By BARNABAS ORERE PONDROS
THE Department of National Planning and Monitoring has been described by the Public Accounts Committee (PAC) as incompetent and unable to manage its own budget, Papua New Guinea’s development budget and effectively implement service delivery over the last five years.
In a report, compiled after perusing reports by the Auditor-General’s office, the PAC concluded that the department that was tasked with planning the nation’s development path was incapable of managing budgets or undertaking proper accounting.
“This situation has prevailed for years,” the PAC said in the report and concluded that “the result of this failure is clear” because development and services are not delivered.
“The money that is allocated is generally without control or oversight and does not result in coordinated development for our people,” the PAC paper added. This grim picture comes after the department has been given the undertaking to implement PNG’s biggest development budget ever – K3.4 billion next year.
Government sources present during budget lock-up had said the increase in allocation for development budget was timely, as access to rural areas, including services and infrastructure was worse than 20 years ago.
According to the PAC, the situation at the department is protracted because the Auditor-General’s reports dates back to 2006.
Back then, the department was responsible for a development budget of just over K480 million.
It was also noted that the department management took no steps over the last five years to address these failures identified by the Auditor-General’s office.
“This committee has found a management team in denial of these failures and unable to even bring themselves to admit the need for internal auditors … a basic tool of management that the department has not had for years.”
The PAC said the department had no internal systems, plans, processes or ability to conduct and manage its affairs lawfully.
Another grim finding is that the department has been under constant political interference which has grown in a “haphazard and chaotic manner … over the last two decades”.
“This is a significant national failure that needs to be urgently fixed,” the PAC said.
It said during its investigations the department executives “failed to cooperate and give candid and true answers” to certain questions.
“In particular, when the inquiry asked searching questions and addressed failures in the department, the head absented himself from the inquiry.”
It is also understood that department officials refused to cooperate with the Auditor-General’s office “to a point where responsible department officers walked out of the meetings”.

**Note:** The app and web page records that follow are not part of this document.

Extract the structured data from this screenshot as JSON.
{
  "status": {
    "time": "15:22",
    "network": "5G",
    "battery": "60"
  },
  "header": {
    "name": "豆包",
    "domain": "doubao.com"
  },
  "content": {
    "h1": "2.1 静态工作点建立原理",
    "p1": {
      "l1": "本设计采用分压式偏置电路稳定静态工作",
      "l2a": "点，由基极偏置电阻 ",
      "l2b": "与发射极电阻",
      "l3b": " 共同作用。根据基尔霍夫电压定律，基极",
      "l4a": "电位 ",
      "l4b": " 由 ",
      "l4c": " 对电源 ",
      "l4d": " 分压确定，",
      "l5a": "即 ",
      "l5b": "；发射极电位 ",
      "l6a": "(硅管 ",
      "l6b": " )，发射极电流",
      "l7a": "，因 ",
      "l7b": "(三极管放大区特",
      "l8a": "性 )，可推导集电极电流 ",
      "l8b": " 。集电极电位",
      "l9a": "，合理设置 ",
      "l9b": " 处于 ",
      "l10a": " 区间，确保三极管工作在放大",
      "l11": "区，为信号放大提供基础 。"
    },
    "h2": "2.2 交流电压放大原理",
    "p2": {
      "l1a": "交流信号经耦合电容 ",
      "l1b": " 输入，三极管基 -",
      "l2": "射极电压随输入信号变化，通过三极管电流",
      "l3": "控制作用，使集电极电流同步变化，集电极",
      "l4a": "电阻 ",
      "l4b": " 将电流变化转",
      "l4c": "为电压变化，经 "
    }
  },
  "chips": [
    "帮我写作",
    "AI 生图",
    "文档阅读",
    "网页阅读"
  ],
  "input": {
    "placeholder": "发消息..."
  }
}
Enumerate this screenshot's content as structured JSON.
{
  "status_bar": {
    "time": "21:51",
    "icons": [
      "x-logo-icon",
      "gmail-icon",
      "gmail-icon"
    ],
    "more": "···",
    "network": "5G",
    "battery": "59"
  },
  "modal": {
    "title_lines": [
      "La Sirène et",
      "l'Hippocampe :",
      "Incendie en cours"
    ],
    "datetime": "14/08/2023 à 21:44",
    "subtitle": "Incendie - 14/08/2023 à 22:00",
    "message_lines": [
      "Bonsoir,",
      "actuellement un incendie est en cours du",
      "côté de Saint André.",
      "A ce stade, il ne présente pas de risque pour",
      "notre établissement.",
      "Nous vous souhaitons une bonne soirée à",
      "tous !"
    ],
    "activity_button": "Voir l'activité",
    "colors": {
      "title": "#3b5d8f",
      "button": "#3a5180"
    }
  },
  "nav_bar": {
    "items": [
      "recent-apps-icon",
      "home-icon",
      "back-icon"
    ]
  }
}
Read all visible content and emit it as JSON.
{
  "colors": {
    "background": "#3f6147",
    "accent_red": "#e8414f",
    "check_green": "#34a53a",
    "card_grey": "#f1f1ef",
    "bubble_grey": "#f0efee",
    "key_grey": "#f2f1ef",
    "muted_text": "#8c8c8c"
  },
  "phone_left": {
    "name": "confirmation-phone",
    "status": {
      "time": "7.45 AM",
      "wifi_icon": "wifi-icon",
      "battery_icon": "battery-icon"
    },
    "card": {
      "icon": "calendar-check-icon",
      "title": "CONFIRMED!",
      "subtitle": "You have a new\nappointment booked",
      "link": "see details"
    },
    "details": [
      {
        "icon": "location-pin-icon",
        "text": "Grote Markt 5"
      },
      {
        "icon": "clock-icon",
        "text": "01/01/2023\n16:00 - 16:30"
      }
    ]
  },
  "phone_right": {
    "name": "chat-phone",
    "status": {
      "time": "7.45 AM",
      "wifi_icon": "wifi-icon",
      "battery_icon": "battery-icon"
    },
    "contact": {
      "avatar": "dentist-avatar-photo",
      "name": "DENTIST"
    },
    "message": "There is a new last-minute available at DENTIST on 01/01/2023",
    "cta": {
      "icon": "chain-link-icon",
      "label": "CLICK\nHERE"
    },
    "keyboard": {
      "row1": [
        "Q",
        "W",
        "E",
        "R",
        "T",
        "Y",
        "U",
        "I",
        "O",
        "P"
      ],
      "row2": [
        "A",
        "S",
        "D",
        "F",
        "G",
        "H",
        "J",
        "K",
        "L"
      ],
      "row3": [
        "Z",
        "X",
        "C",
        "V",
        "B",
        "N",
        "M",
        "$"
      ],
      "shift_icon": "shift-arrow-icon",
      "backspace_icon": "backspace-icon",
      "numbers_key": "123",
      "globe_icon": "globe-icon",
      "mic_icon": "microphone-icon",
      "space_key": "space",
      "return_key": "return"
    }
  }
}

In its recommendations, the PAC urged Parliament to accept its report and for it to be addressed without delay.
It also recommended that:
* Urgent attention be given to devise a system of implementation and control of development budgets that ensure effective service delivery and full accountability;
* A new system must be based on precise statutory foundation that clearly sets directives, powers, performance benchmarks, audit control and penalties for non-compliance, among others;
* The Government gives service delivery the highest national priority and make the department become an professional agency;
* The Auditor-General’s office be adequately funded and resourced to conduct regular audits; and
* A management team be recruited from external sources if necessary to ensure professional and effective performance.
The report that will be presented to Parliament for tabling also comes at a time when the department is undertaking key development initiatives, both in-house and externally.
These include the drafting of the amended National Planning Act, formulation of the long-term development strategy 2010-30, public private partnership (PPP) programme, church-State partnership programme and the PNG development assistance database (PNG DAD) among other on-going initiatives.
Last month, during budget lock-up, Planning Minister Paul Tiensten reflected on the initiatives and said the main target was to achieve high quality investments and programmes that would enhance capacity to improve service delivery.